Thursday, March 3, 2016

Colombia - Day One - El Ceibal

In February, 2016 I was afforded the rare opportunity to visit Projecto Titi in Colombia.  This came about through my involvement with the Wildlife Conservation Network whom I have been a volunteer with for several years. Myself and three fellow volunteers were incredibly excited to not only visit this beautiful part of the world, but to have the chance to actually see the critically endangered cotton-top tamarin in the wild!

The tiny cotton-top tamarin weighs less than a pound and is name appropriately named for the shock of white hair on the top of its head.  The monkeys, nicknamed the cutest in South America, entertain researchers with their endless antics which we would ultimately see for ourselves.

We took a red-eye flight out of San Francisco on Copa Airlines, connecting in Panama and arrived in Cartagena the following afternoon. Projecto Titi had arranged three jam packed days for us covering a wide range of activities so we could see and experience the full scope of their operation.

The plan for our first morning was a trip to El Ceibal, Santa Catalina to meet with Rosamira Guillen, Executive Director of Projecto Titi and her team whom would take us out into the forest to potentially see the cotton-top tamarins in their native habitat.  We were picked up at 6:30am joining WCN's VP of Conservation, Jefe Parrish and his daughter who were also joining our group.


El Ceibal is one of the protected study sites where field research is being conducted by Projecto Titi. Because of their small size, cotton-top tamarins are very difficult to locate and and follow in the wild. However, Projecto Titi has developed a unique technique where animals are captured once a year, anesthetized and marked on various body parts with a bright color using hair dye (see image below showing dyed rear). This allows for identification through dense vegetation and lasts for up to 6 months of exposure. The dominant male in each group is also fitted with a radio transmitter in a backpack harness in order to locate the animals with telemetry.


Although still relatively early in the day, the heat and humidity was intense as we set out into the forest and we stopped en route to view various birds including beautiful scarlet macaws.  The landscape was very dry as Colombia is experiencing one of the worst droughts in its history. As we made our way in deeper, a receiver was used to help locate the tamarins.  It did not take long however with the experience of our Projecti Titi guide to locate them and we were soon met with several curious onlookers.

I cannot describe the feeling of seeing an animal that is so endangered in its natural habitat in the only place on the planet where it can be found. We were all in absolute awe to say the least.  Having only seen them in pictures could not convey just how small they were and how incredibly cute!


Cotton-top tamarins are among the most endangered primates in the world and only found in northwestern Colombia.  The species was declared endangered in 1973 following the exportation of 20,000 - 40,000 tamarins to the United States for use in biomedical research. I find it very hard to comprehend how a creature so beautiful and so limited in its range could have been plucked from its home and subjected to such horrors.  Thankfully this is no longer the case, but now the tamarin faces other challenges to its survival and once again at our hands.  The greatest threat today is deforestation for agriculture, fuel, and housing in addition to collection for the local pet trade in Colombia.

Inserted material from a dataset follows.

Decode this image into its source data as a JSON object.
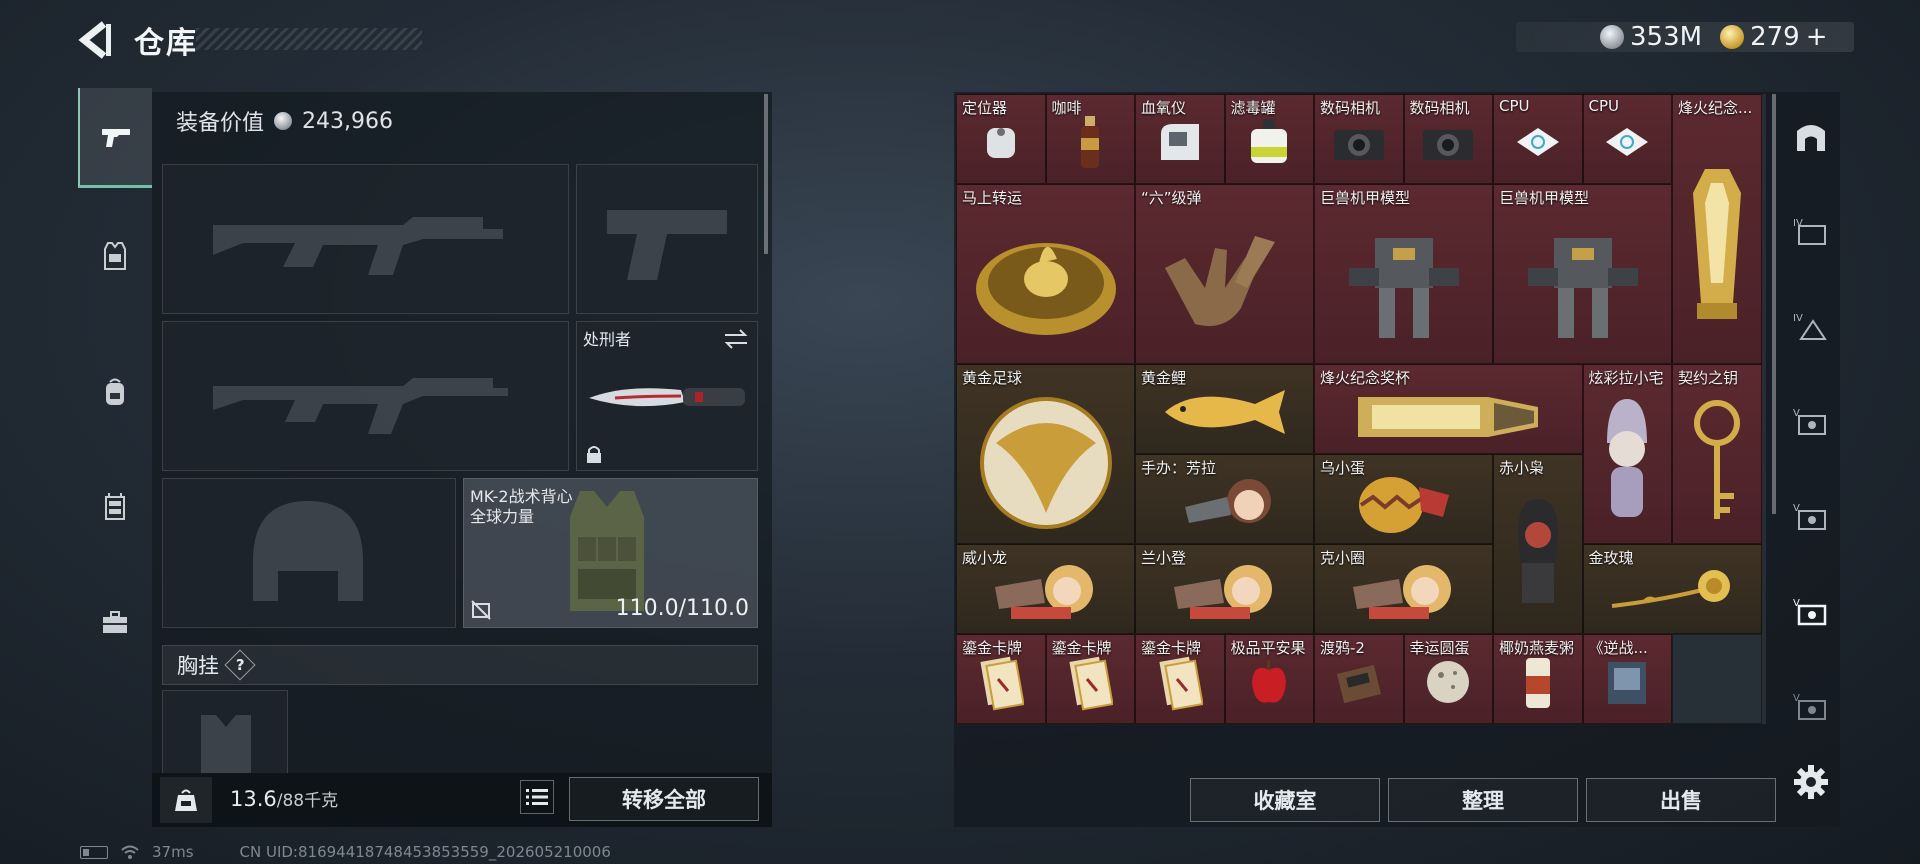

Many Colombians who live near the cotton-top's forest home do not know that these monkeys - known locally as "titis" - are endangered. Projecto Titi aims to change this by providing information about the cotton-top alongside employment opportunities that enable locals to protect the forest and its monkeys.


The challenge for me was trying to photograph them under a dark canopy of trees and in the discomfort of extreme heat and humidity.  They did not stay still for long and moved quickly and erratically. A speedlight was needed in addition to high shutter speeds. This in itself meant the use of high ISO's which in turn impacted image quality.  Having never experienced these conditions, it was a lesson in itself as far as trying to find the right combination of settings. Knowing it would be tough, my goal was to return home with a couple of good images and I am happy to say, I think I managed to achieve that.

On our way out of the forest, we encountered other animals way up high in the canopy including a howler monkey with her baby and a sloth hanging upside down sleeping.  Upon my return home, I did a search for sloths in Colombia and learned that they are one of most highly trafficked animals in the illegal pet trade, many of which end up in the USA as pets. Many do not survive outside the rainforest, because of their complicated diet of about 40 different plant species. Such sweet, gentle creatures and another victim of human ignorance and greed.


More to follow as we learn about Projecto Titi's recycling program and titi posts...